THE TASK: All the entries that follow are to be returned exactly.

RECORDS PROVIDED:
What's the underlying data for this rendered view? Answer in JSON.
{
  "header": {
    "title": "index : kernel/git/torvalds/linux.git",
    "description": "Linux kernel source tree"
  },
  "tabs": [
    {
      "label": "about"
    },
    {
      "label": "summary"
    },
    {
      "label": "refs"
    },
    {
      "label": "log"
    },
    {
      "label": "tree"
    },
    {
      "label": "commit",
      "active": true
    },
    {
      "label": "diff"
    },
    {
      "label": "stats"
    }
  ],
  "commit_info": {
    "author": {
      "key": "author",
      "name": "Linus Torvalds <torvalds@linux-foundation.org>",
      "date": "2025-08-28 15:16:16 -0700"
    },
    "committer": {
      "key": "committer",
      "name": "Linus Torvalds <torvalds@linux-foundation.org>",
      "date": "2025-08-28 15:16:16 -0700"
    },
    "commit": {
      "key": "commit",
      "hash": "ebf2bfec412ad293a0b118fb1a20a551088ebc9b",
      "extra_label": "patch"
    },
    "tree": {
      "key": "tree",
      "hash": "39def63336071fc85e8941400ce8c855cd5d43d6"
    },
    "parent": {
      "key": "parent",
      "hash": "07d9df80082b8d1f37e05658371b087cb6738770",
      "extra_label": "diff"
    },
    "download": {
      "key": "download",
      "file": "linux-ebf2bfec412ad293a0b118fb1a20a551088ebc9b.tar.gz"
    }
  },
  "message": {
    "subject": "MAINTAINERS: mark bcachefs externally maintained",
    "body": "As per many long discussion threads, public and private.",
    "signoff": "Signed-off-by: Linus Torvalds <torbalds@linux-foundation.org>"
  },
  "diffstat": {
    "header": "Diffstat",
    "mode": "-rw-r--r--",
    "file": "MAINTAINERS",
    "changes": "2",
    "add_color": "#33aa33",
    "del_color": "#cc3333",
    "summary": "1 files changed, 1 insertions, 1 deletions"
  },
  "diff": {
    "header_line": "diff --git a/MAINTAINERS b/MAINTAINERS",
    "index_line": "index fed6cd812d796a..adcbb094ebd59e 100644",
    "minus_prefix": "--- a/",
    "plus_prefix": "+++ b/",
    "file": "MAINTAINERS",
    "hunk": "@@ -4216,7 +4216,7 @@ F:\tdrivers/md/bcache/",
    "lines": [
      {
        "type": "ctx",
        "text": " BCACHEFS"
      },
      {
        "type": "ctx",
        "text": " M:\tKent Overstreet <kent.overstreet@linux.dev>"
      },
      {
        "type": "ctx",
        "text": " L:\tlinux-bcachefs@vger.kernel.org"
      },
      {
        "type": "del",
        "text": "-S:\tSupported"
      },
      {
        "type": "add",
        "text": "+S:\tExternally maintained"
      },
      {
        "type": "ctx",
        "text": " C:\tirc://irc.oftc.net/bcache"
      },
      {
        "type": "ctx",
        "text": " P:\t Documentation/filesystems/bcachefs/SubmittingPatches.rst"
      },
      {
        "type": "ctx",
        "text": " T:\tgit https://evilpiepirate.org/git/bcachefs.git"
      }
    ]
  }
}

RESULT OF THIS EXERCISE:
What's the underlying data for this rendered view? Answer in JSON.
{
  "header": {
    "title": "index : kernel/git/torvalds/linux.git",
    "description": "Linux kernel source tree"
  },
  "tabs": [
    {
      "label": "about"
    },
    {
      "label": "summary"
    },
    {
      "label": "refs"
    },
    {
      "label": "log"
    },
    {
      "label": "tree"
    },
    {
      "label": "commit",
      "active": true
    },
    {
      "label": "diff"
    },
    {
      "label": "stats"
    }
  ],
  "commit_info": {
    "author": {
      "key": "author",
      "name": "Linus Torvalds <torvalds@linux-foundation.org>",
      "date": "2025-08-28 15:16:16 -0700"
    },
    "committer": {
      "key": "committer",
      "name": "Linus Torvalds <torvalds@linux-foundation.org>",
      "date": "2025-08-28 15:16:16 -0700"
    },
    "commit": {
      "key": "commit",
      "hash": "ebf2bfec412ad293a0b118fb1a20a551088ebc9b",
      "extra_label": "patch"
    },
    "tree": {
      "key": "tree",
      "hash": "39def63336071fc85e8941400ce8c855cd5d43d6"
    },
    "parent": {
      "key": "parent",
      "hash": "07d9df80082b8d1f37e05658371b087cb6738770",
      "extra_label": "diff"
    },
    "download": {
      "key": "download",
      "file": "linux-ebf2bfec412ad293a0b118fb1a20a551088ebc9b.tar.gz"
    }
  },
  "message": {
    "subject": "MAINTAINERS: mark bcachefs externally maintained",
    "body": "As per many long discussion threads, public and private.",
    "signoff": "Signed-off-by: Linus Torvalds <torbalds@linux-foundation.org>"
  },
  "diffstat": {
    "header": "Diffstat",
    "mode": "-rw-r--r--",
    "file": "MAINTAINERS",
    "changes": "2",
    "add_color": "#33aa33",
    "del_color": "#cc3333",
    "summary": "1 files changed, 1 insertions, 1 deletions"
  },
  "diff": {
    "header_line": "diff --git a/MAINTAINERS b/MAINTAINERS",
    "index_line": "index fed6cd812d796a..adcbb094ebd59e 100644",
    "minus_prefix": "--- a/",
    "plus_prefix": "+++ b/",
    "file": "MAINTAINERS",
    "hunk": "@@ -4216,7 +4216,7 @@ F:\tdrivers/md/bcache/",
    "lines": [
      {
        "type": "ctx",
        "text": " BCACHEFS"
      },
      {
        "type": "ctx",
        "text": " M:\tKent Overstreet <kent.overstreet@linux.dev>"
      },
      {
        "type": "ctx",
        "text": " L:\tlinux-bcachefs@vger.kernel.org"
      },
      {
        "type": "del",
        "text": "-S:\tSupported"
      },
      {
        "type": "add",
        "text": "+S:\tExternally maintained"
      },
      {
        "type": "ctx",
        "text": " C:\tirc://irc.oftc.net/bcache"
      },
      {
        "type": "ctx",
        "text": " P:\t Documentation/filesystems/bcachefs/SubmittingPatches.rst"
      },
      {
        "type": "ctx",
        "text": " T:\tgit https://evilpiepirate.org/git/bcachefs.git"
      }
    ]
  }
}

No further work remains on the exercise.